EXTRACTED RECORDS:

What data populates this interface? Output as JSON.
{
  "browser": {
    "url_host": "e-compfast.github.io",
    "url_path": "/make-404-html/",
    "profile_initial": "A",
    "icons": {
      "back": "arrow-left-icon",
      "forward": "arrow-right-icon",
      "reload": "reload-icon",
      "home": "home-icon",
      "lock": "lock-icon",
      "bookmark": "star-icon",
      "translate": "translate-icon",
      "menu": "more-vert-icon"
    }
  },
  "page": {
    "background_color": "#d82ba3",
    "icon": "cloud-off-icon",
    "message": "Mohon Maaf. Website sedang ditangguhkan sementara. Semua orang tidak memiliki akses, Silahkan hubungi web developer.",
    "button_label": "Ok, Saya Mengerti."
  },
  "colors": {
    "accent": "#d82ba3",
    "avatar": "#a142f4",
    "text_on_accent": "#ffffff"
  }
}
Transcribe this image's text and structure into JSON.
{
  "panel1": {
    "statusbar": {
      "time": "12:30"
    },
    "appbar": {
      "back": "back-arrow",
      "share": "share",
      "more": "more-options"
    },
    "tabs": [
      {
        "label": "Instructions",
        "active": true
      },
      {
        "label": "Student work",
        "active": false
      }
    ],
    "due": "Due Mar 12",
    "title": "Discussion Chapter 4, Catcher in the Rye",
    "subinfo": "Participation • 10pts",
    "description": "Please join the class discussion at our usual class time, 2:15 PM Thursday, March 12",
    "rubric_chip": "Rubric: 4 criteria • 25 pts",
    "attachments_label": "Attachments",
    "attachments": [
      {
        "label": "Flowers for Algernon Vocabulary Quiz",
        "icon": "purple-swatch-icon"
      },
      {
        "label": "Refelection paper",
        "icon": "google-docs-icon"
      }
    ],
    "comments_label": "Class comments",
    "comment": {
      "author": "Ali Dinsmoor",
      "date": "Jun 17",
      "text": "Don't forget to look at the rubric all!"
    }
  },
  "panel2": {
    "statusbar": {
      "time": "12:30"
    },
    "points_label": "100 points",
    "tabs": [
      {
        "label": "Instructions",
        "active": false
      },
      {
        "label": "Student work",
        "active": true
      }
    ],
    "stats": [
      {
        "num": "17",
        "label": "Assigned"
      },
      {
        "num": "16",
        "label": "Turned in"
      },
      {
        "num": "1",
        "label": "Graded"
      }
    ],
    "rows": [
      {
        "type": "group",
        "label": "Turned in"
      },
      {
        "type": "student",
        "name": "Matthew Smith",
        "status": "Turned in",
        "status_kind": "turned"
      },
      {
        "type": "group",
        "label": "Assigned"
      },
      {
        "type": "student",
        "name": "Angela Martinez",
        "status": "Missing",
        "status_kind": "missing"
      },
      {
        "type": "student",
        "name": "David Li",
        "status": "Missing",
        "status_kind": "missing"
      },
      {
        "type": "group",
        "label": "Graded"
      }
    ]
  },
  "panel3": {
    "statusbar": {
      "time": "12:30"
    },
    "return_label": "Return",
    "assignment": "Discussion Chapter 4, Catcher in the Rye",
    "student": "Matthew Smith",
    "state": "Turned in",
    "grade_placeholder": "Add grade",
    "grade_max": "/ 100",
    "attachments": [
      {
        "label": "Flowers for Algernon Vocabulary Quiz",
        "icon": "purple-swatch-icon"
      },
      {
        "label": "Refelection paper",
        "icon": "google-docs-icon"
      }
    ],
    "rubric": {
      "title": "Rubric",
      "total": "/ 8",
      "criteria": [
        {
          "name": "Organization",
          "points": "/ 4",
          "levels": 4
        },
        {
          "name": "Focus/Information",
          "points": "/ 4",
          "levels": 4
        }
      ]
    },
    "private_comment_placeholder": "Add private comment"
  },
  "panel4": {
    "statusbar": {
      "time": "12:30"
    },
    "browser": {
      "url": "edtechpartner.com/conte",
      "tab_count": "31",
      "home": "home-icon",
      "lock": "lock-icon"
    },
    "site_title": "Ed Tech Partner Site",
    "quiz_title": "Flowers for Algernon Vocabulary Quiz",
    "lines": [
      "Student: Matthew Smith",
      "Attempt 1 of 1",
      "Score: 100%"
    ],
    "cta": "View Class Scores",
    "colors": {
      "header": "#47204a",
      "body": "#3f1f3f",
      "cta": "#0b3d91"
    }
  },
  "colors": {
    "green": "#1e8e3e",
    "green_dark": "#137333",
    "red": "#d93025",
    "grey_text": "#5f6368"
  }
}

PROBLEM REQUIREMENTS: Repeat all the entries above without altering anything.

RESPONSE TO THIS TASK:
What data populates this interface? Output as JSON.
{
  "browser": {
    "url_host": "e-compfast.github.io",
    "url_path": "/make-404-html/",
    "profile_initial": "A",
    "icons": {
      "back": "arrow-left-icon",
      "forward": "arrow-right-icon",
      "reload": "reload-icon",
      "home": "home-icon",
      "lock": "lock-icon",
      "bookmark": "star-icon",
      "translate": "translate-icon",
      "menu": "more-vert-icon"
    }
  },
  "page": {
    "background_color": "#d82ba3",
    "icon": "cloud-off-icon",
    "message": "Mohon Maaf. Website sedang ditangguhkan sementara. Semua orang tidak memiliki akses, Silahkan hubungi web developer.",
    "button_label": "Ok, Saya Mengerti."
  },
  "colors": {
    "accent": "#d82ba3",
    "avatar": "#a142f4",
    "text_on_accent": "#ffffff"
  }
}
Transcribe this image's text and structure into JSON.
{
  "panel1": {
    "statusbar": {
      "time": "12:30"
    },
    "appbar": {
      "back": "back-arrow",
      "share": "share",
      "more": "more-options"
    },
    "tabs": [
      {
        "label": "Instructions",
        "active": true
      },
      {
        "label": "Student work",
        "active": false
      }
    ],
    "due": "Due Mar 12",
    "title": "Discussion Chapter 4, Catcher in the Rye",
    "subinfo": "Participation • 10pts",
    "description": "Please join the class discussion at our usual class time, 2:15 PM Thursday, March 12",
    "rubric_chip": "Rubric: 4 criteria • 25 pts",
    "attachments_label": "Attachments",
    "attachments": [
      {
        "label": "Flowers for Algernon Vocabulary Quiz",
        "icon": "purple-swatch-icon"
      },
      {
        "label": "Refelection paper",
        "icon": "google-docs-icon"
      }
    ],
    "comments_label": "Class comments",
    "comment": {
      "author": "Ali Dinsmoor",
      "date": "Jun 17",
      "text": "Don't forget to look at the rubric all!"
    }
  },
  "panel2": {
    "statusbar": {
      "time": "12:30"
    },
    "points_label": "100 points",
    "tabs": [
      {
        "label": "Instructions",
        "active": false
      },
      {
        "label": "Student work",
        "active": true
      }
    ],
    "stats": [
      {
        "num": "17",
        "label": "Assigned"
      },
      {
        "num": "16",
        "label": "Turned in"
      },
      {
        "num": "1",
        "label": "Graded"
      }
    ],
    "rows": [
      {
        "type": "group",
        "label": "Turned in"
      },
      {
        "type": "student",
        "name": "Matthew Smith",
        "status": "Turned in",
        "status_kind": "turned"
      },
      {
        "type": "group",
        "label": "Assigned"
      },
      {
        "type": "student",
        "name": "Angela Martinez",
        "status": "Missing",
        "status_kind": "missing"
      },
      {
        "type": "student",
        "name": "David Li",
        "status": "Missing",
        "status_kind": "missing"
      },
      {
        "type": "group",
        "label": "Graded"
      }
    ]
  },
  "panel3": {
    "statusbar": {
      "time": "12:30"
    },
    "return_label": "Return",
    "assignment": "Discussion Chapter 4, Catcher in the Rye",
    "student": "Matthew Smith",
    "state": "Turned in",
    "grade_placeholder": "Add grade",
    "grade_max": "/ 100",
    "attachments": [
      {
        "label": "Flowers for Algernon Vocabulary Quiz",
        "icon": "purple-swatch-icon"
      },
      {
        "label": "Refelection paper",
        "icon": "google-docs-icon"
      }
    ],
    "rubric": {
      "title": "Rubric",
      "total": "/ 8",
      "criteria": [
        {
          "name": "Organization",
          "points": "/ 4",
          "levels": 4
        },
        {
          "name": "Focus/Information",
          "points": "/ 4",
          "levels": 4
        }
      ]
    },
    "private_comment_placeholder": "Add private comment"
  },
  "panel4": {
    "statusbar": {
      "time": "12:30"
    },
    "browser": {
      "url": "edtechpartner.com/conte",
      "tab_count": "31",
      "home": "home-icon",
      "lock": "lock-icon"
    },
    "site_title": "Ed Tech Partner Site",
    "quiz_title": "Flowers for Algernon Vocabulary Quiz",
    "lines": [
      "Student: Matthew Smith",
      "Attempt 1 of 1",
      "Score: 100%"
    ],
    "cta": "View Class Scores",
    "colors": {
      "header": "#47204a",
      "body": "#3f1f3f",
      "cta": "#0b3d91"
    }
  },
  "colors": {
    "green": "#1e8e3e",
    "green_dark": "#137333",
    "red": "#d93025",
    "grey_text": "#5f6368"
  }
}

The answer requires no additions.